Some years ago, Leadership Education at Duke Divinity experimented with hiring corporate executive coaches to work with newly elected bishops. After a year, we convened the coaches to ask about their experience.

The most common observation was that the bishops were as gifted as any of the CEOs with whom these executive coaches had worked. But the bishops had far more tasks to do and problems to solve than any CEO with whom they had worked. The ecclesial organizations were set up in such a way that the bishops were not able to do much of the perceiving and choreographing required of a system leader.

That sounds a lot like the Moses situation.

Pastors of large-membership churches face a similar problem; it is hard if not impossible to carve out “balcony time” when a pastor’s priorities are to lead worship, prepare educational programs, attend meetings and provide pastoral care.

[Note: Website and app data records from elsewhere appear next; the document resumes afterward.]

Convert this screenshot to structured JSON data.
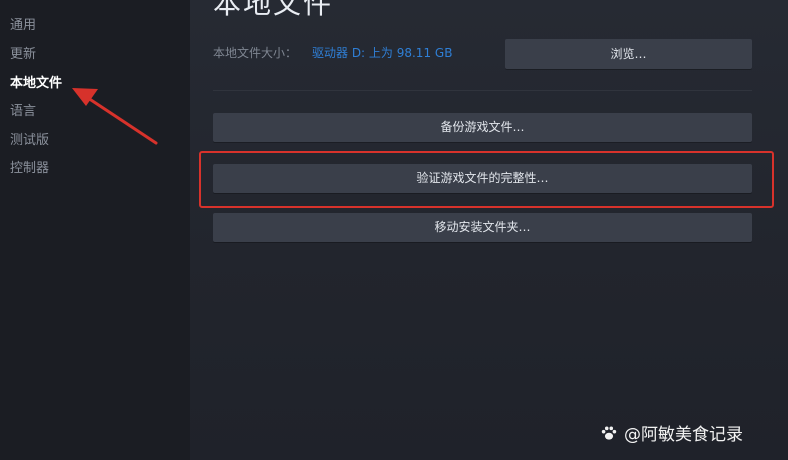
{
  "sidebar": {
    "items": [
      {
        "label": "通用"
      },
      {
        "label": "更新"
      },
      {
        "label": "本地文件"
      },
      {
        "label": "语言"
      },
      {
        "label": "测试版"
      },
      {
        "label": "控制器"
      }
    ]
  },
  "main": {
    "title": "本地文件",
    "size_label": "本地文件大小：",
    "size_value": "驱动器 D: 上为 98.11 GB",
    "browse_label": "浏览…",
    "backup_label": "备份游戏文件…",
    "verify_label": "验证游戏文件的完整性…",
    "move_label": "移动安装文件夹…"
  },
  "watermark": {
    "text": "@阿敏美食记录"
  },
  "colors": {
    "annotation_red": "#d7322b",
    "link_blue": "#2f7fd6",
    "button_bg": "#3a3f4a"
  }
}
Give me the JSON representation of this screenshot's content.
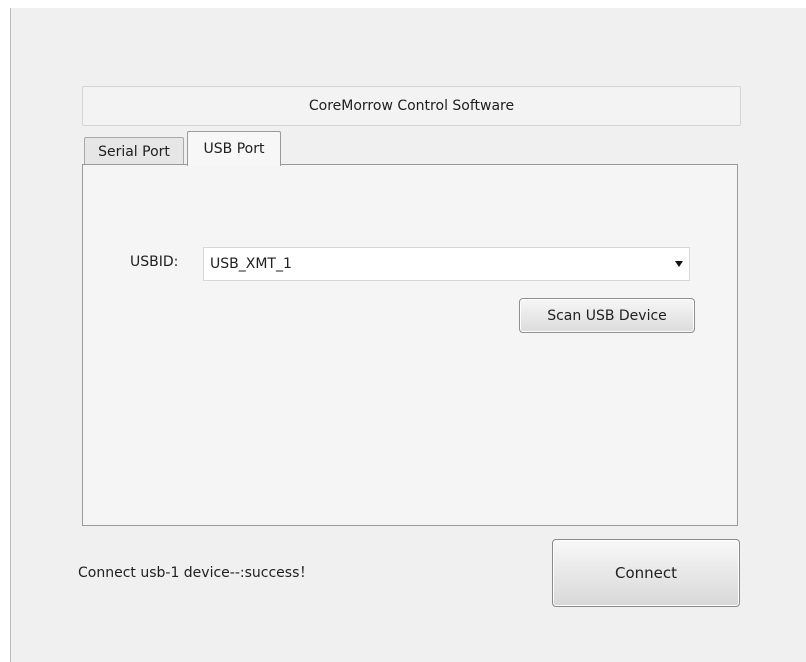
{
  "window": {
    "title": "CoreMorrow Control Software"
  },
  "tabs": [
    {
      "label": "Serial Port",
      "active": false
    },
    {
      "label": "USB Port",
      "active": true
    }
  ],
  "usb_panel": {
    "usbid_label": "USBID:",
    "usbid_selected": "USB_XMT_1",
    "scan_button_label": "Scan USB Device"
  },
  "status": {
    "message": "Connect usb-1 device--:success！"
  },
  "connect_button_label": "Connect"
}
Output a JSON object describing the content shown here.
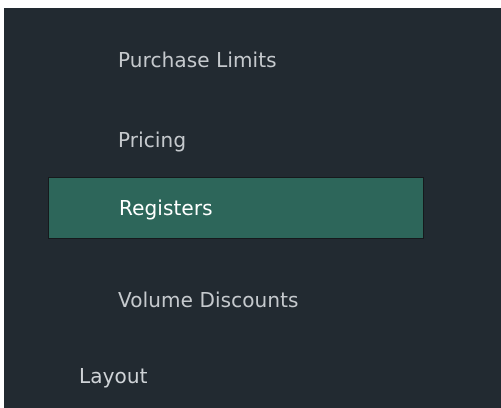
{
  "nav": {
    "items": [
      {
        "label": "Purchase Limits",
        "active": false
      },
      {
        "label": "Pricing",
        "active": false
      },
      {
        "label": "Registers",
        "active": true
      },
      {
        "label": "Volume Discounts",
        "active": false
      }
    ],
    "section": {
      "label": "Layout"
    }
  },
  "colors": {
    "panel_background": "#222a31",
    "active_background": "#2d665a",
    "text": "#c5c9cd",
    "active_text": "#ffffff"
  }
}
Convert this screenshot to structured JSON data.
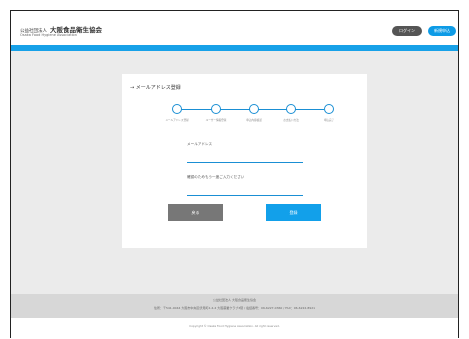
{
  "header": {
    "org_type": "公益社団法人",
    "org_name": "大阪食品衛生協会",
    "org_name_en": "Osaka Food Hygiene Association",
    "login_label": "ログイン",
    "register_label": "新規申込"
  },
  "card": {
    "title": "→ メールアドレス登録",
    "steps": [
      {
        "label": "メールアドレス登録"
      },
      {
        "label": "ユーザー情報登録"
      },
      {
        "label": "申込内容確認"
      },
      {
        "label": "お支払い方法"
      },
      {
        "label": "申込完了"
      }
    ],
    "email_label": "メールアドレス",
    "confirm_label": "確認のためもう一度ご入力ください",
    "back_label": "戻る",
    "next_label": "登録"
  },
  "footer": {
    "line1": "公益社団法人 大阪食品衛生協会",
    "line2": "住所：〒541-0044 大阪市中央区伏見町2-4-4 大阪薬業クラブ3階 / 電話番号：06-6227-0360 / FAX：06-6222-8921",
    "copyright": "Copyright © Osaka Food Hygiene Association. All right reserved."
  }
}
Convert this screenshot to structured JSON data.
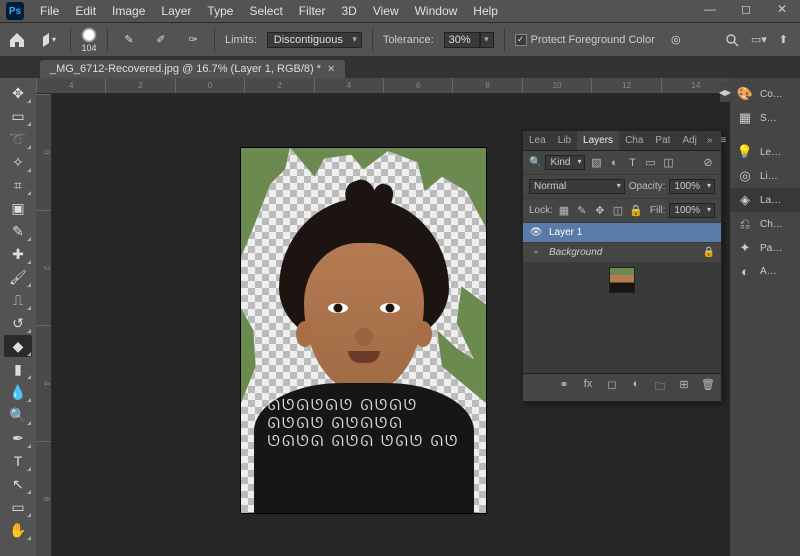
{
  "menu": [
    "File",
    "Edit",
    "Image",
    "Layer",
    "Type",
    "Select",
    "Filter",
    "3D",
    "View",
    "Window",
    "Help"
  ],
  "options": {
    "brush_size": "104",
    "limits_label": "Limits:",
    "limits_value": "Discontiguous",
    "tolerance_label": "Tolerance:",
    "tolerance_value": "30%",
    "protect_label": "Protect Foreground Color"
  },
  "doc": {
    "title": "_MG_6712-Recovered.jpg @ 16.7% (Layer 1, RGB/8) *"
  },
  "ruler_top": [
    "4",
    "2",
    "0",
    "2",
    "4",
    "6",
    "8",
    "10",
    "12",
    "14"
  ],
  "ruler_left": [
    "0",
    "2",
    "4",
    "6"
  ],
  "layers_panel": {
    "tabs": [
      "Lea",
      "Lib",
      "Layers",
      "Cha",
      "Pat",
      "Adj"
    ],
    "kind_label": "Kind",
    "blend_mode": "Normal",
    "opacity_label": "Opacity:",
    "opacity_value": "100%",
    "lock_label": "Lock:",
    "fill_label": "Fill:",
    "fill_value": "100%",
    "layers": [
      {
        "name": "Layer 1",
        "visible": true,
        "selected": true,
        "locked": false
      },
      {
        "name": "Background",
        "visible": false,
        "selected": false,
        "locked": true
      }
    ]
  },
  "right_bar": [
    {
      "icon": "🎨",
      "label": "Co…"
    },
    {
      "icon": "▦",
      "label": "S…"
    },
    {
      "icon": "💡",
      "label": "Le…"
    },
    {
      "icon": "◎",
      "label": "Li…"
    },
    {
      "icon": "◈",
      "label": "La…"
    },
    {
      "icon": "⎌",
      "label": "Ch…"
    },
    {
      "icon": "✦",
      "label": "Pa…"
    },
    {
      "icon": "◐",
      "label": "A…"
    }
  ]
}
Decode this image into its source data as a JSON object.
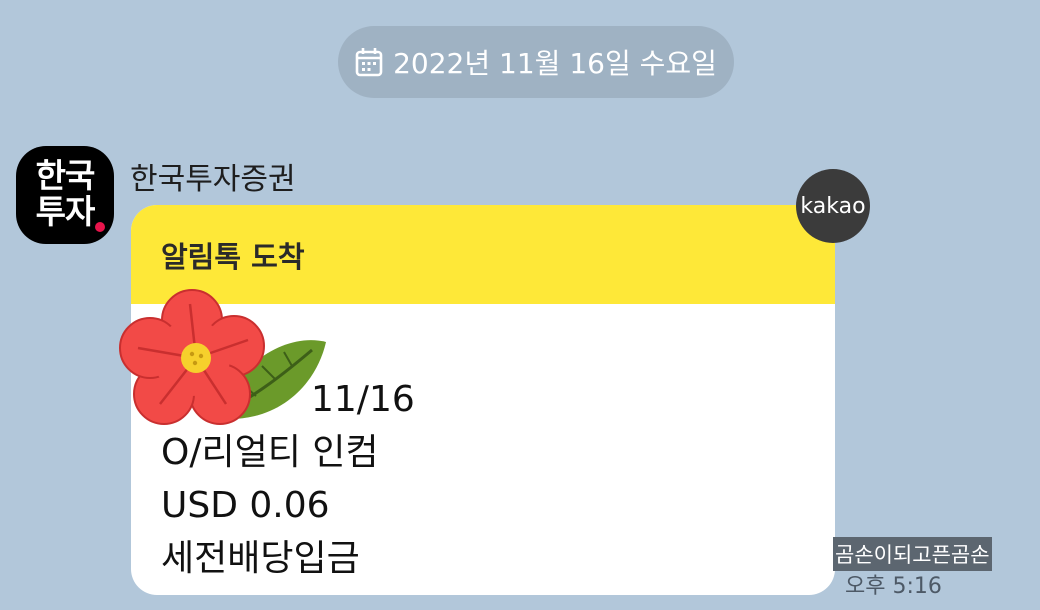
{
  "date_divider": {
    "icon": "calendar-icon",
    "text": "2022년 11월 16일 수요일"
  },
  "sender": {
    "avatar_text": "한국\n투자",
    "avatar_dot_color": "#e8144b",
    "name": "한국투자증권"
  },
  "message": {
    "header": "알림톡 도착",
    "header_color": "#fee838",
    "lines": [
      "",
      "11/16",
      "O/리얼티 인컴",
      "USD 0.06",
      "세전배당입금"
    ],
    "badge": "kakao",
    "time": "오후 5:16"
  },
  "sticker": {
    "icon": "flower-sticker-icon",
    "caption": "곰손이되고픈곰손"
  }
}
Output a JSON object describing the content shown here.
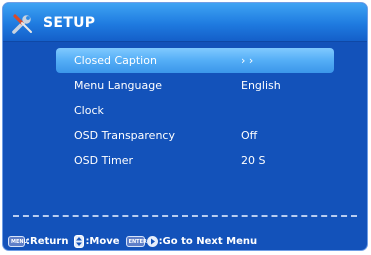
{
  "header": {
    "title": "SETUP",
    "icon": "tools-icon"
  },
  "menu": {
    "items": [
      {
        "label": "Closed Caption",
        "value": "› ›",
        "selected": true
      },
      {
        "label": "Menu Language",
        "value": "English",
        "selected": false
      },
      {
        "label": "Clock",
        "value": "",
        "selected": false
      },
      {
        "label": "OSD Transparency",
        "value": "Off",
        "selected": false
      },
      {
        "label": "OSD Timer",
        "value": "20 S",
        "selected": false
      }
    ]
  },
  "footer": {
    "menu_key": "MENU",
    "return_text": ":Return",
    "move_text": ":Move",
    "enter_key": "ENTER",
    "next_text": ":Go to Next Menu"
  },
  "colors": {
    "background": "#1352ba",
    "header": "#2a8ae8",
    "highlight": "#5fb4f8"
  }
}
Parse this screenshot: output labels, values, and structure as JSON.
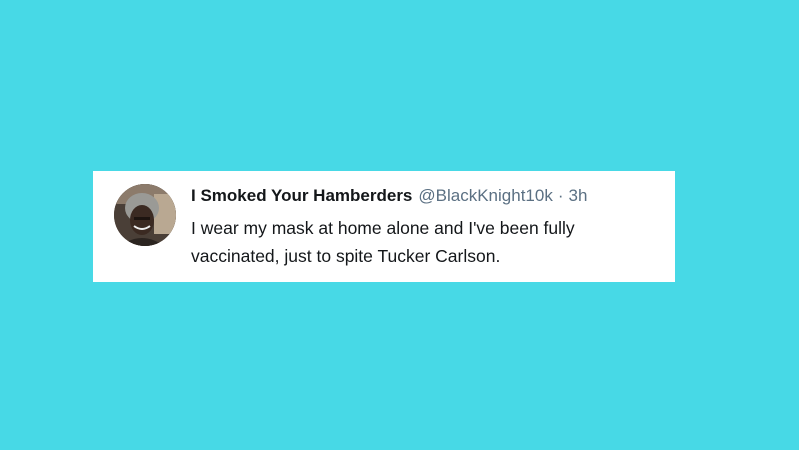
{
  "colors": {
    "background": "#47d9e6",
    "card": "#ffffff",
    "name_text": "#14171a",
    "meta_text": "#5b7083"
  },
  "tweet": {
    "avatar_icon": "user-avatar-photo",
    "display_name": "I Smoked Your Hamberders",
    "handle": "@BlackKnight10k",
    "separator": "·",
    "time": "3h",
    "text": "I wear my mask at home alone and I've been fully vaccinated, just to spite Tucker Carlson."
  }
}
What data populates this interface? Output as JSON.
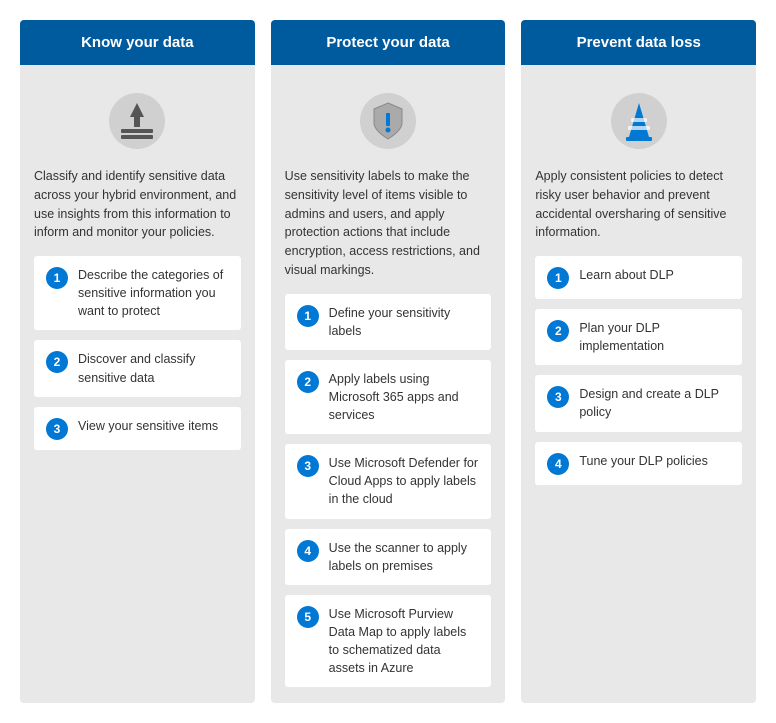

Creating the space to behave as system leaders will be painful and require support by multiple people. An important step in the process is finding the language to describe the desired leadership behaviors.

As you embark on a new style of leadership, make time to reflect on how it is going. Talk with other leaders trying the same approach. Include time on meeting agendas to reflect with your staff. When meetings are over, think back on your presence: What contributions did you make? What insights did you offer? What did you learn?

Since many of us have practiced solving problems for many years, a good step in the change process is to define what success looks like as a system leader. If you spend half your time looking at the big picture, encouraging reflection and co-creating the future, you are mastering system leadership and creating the conditions for others to do the same.

My friend with the overwhelming number of visitors decided to convene interested members. They described their observations, discussed how the changes were affecting the community, defined problems and devised plans for sharing work. In hindsight, they realized that most of those plans were short-term. They had to revisit the situation in six months and again in six more months before they were able to devise a sustainable way of working.

System leadership represents a change of mindset. Its impact shows up over time. It allows for growth of the leaders as individuals and of the size of the system.